The article said the soldiers sang popular World War Two songs "Roll Out the Barrel" and "There'll Always be an England" as the ship went down. Other soldiers, meanwhile, performed acts of bravery and helped civilians while there was "no panic".
Seventy five years on, and despite a special Scottish government medal for Lancastria survivors and their families, relatives want the sinking to be properly remembered.
They question why, after all this time, the area of the sinking - which is in French waters - is not designated a British war memorial site. Furthermore, some believe the British government have not revealed all documentary evidence of what happened.
In a letter to The Times last month, campaigners said the government should do more.
The letter added: "These relatives do not have a clear understanding of what happened as documentary evidence, they are told, remains unavailable; and possibly will not be revealed until 2040, which is of no comfort; indeed it adds to their distress as the relatives, themselves, will not be alive."
Mark said: "There is a definite residual sense of grievance. The initial cover up at the time of the war is perhaps understandable, because it could be used as propaganda by the Germans.
"But the lack of recognition and acknowledgement in the subsequent years that has left many survivors and relatives of victims feeling their sacrifice was worth less than the big heroic events of the Second World War."
Jacqueline Tanner is one of a handful of people who was on the Lancastria and is still alive. She was two and a half when the ship was attacked.
Her parents Clifford and Vera Tillyer were working in Belgium when they decided to evacuate.
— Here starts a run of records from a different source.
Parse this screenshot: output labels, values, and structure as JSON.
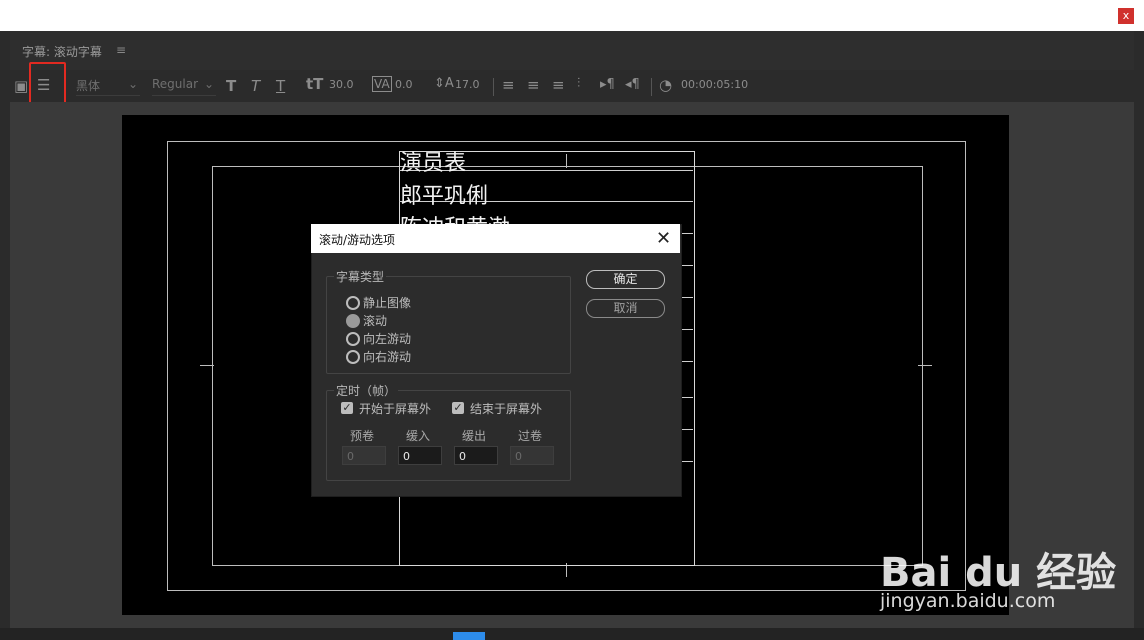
{
  "window": {
    "close_label": "x"
  },
  "panel": {
    "title": "字幕: 滚动字幕",
    "menu_icon": "hamburger-icon"
  },
  "toolbar": {
    "font_family": "黑体",
    "font_style": "Regular",
    "font_size": "30.0",
    "kerning": "0.0",
    "leading": "17.0",
    "timecode": "00:00:05:10",
    "highlight_color": "#e22a21"
  },
  "canvas": {
    "credits": [
      "演员表",
      "郎平巩俐",
      "陈冲和黄渤"
    ]
  },
  "dialog": {
    "title": "滚动/游动选项",
    "type_group": "字幕类型",
    "types": [
      "静止图像",
      "滚动",
      "向左游动",
      "向右游动"
    ],
    "selected_type": "滚动",
    "ok": "确定",
    "cancel": "取消",
    "timing_group": "定时（帧）",
    "start_offscreen": "开始于屏幕外",
    "end_offscreen": "结束于屏幕外",
    "fields": [
      {
        "label": "预卷",
        "value": "0",
        "enabled": false
      },
      {
        "label": "缓入",
        "value": "0",
        "enabled": true
      },
      {
        "label": "缓出",
        "value": "0",
        "enabled": true
      },
      {
        "label": "过卷",
        "value": "0",
        "enabled": false
      }
    ]
  },
  "watermark": {
    "brand": "Bai du 经验",
    "url": "jingyan.baidu.com"
  }
}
When the Lancastria was hit, Jacqueline's family managed to escape by running through the ship shouting "baby here, baby here".
When they reached the water, Jacqueline was kept alive on a floating plank of wood.
Now aged 77 and living in Malvern, Worcestershire, she will be joined by her husband, her children and her grandchildren at a ceremony in Saint-Nazaire on 17 June to mark the tragedy.
"We want recognition that this was the biggest sea disaster ever," she said.
"When we have tried, they (the government) have said it (documents on the Lancastria) are secret. I can't think, after all of these years, it can still be a secret.
"It was a bad time - the evacuation from France. I think Churchill was right when he said 'we don't broadcast this'. It was too much for the people to take. Surely, after all of these years now, it can come out. Why don't they recognise it? We don't know."
The Ministry of Defence said all known documents relating to the Lancastria have been available at the National Archives at Kew since the early 1970s.
A spokesman added: "The sinking of the HMT Lancastria remains the United Kingdom's greatest maritime disaster and, although it occurred over 70 years ago, the sacrifice of many thousands of servicemen and civilians, and the endurance of those who were saved that day, must never be forgotten.
"As the French Government has provided an appropriate level of protection to the Lancastria through French law and it is formally considered a military maritime grave by the MoD, we believe that the wreck has the formal status and protection it deserves."
On Saturday, 13 June, relatives of those who were on the Lancastria will gather for a ceremony at the Scottish memorial at the Golden Jubilee Hospital in Clydebank, near to where the ship was built.
Many will then travel to France for the service at Saint-Nazaire on Wednesday, with no major event planned in the UK. The MoD has said it does not plan to send a representative to France.
As the families reflect on their loss, it appears their frustrations will remain.